- _EXERCISE OBJECTIVE_
Scan the entries and copy each line where the word "icon" is present.

- _INFORMATION_
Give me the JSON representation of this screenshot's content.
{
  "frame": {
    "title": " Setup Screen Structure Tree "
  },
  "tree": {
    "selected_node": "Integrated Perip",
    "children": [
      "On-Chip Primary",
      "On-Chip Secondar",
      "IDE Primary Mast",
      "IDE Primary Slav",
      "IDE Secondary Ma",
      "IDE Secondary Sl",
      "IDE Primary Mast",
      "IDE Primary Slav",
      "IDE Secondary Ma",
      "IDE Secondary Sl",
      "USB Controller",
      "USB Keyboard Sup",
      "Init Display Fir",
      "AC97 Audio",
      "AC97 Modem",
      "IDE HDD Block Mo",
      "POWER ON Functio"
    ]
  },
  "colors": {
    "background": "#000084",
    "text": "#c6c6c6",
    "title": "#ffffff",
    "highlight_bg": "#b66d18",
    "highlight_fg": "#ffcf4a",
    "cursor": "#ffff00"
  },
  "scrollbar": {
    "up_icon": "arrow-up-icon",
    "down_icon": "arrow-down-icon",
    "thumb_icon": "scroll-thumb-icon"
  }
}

- _THE ANSWER_
    "up_icon": "arrow-up-icon",
    "down_icon": "arrow-down-icon",
    "thumb_icon": "scroll-thumb-icon"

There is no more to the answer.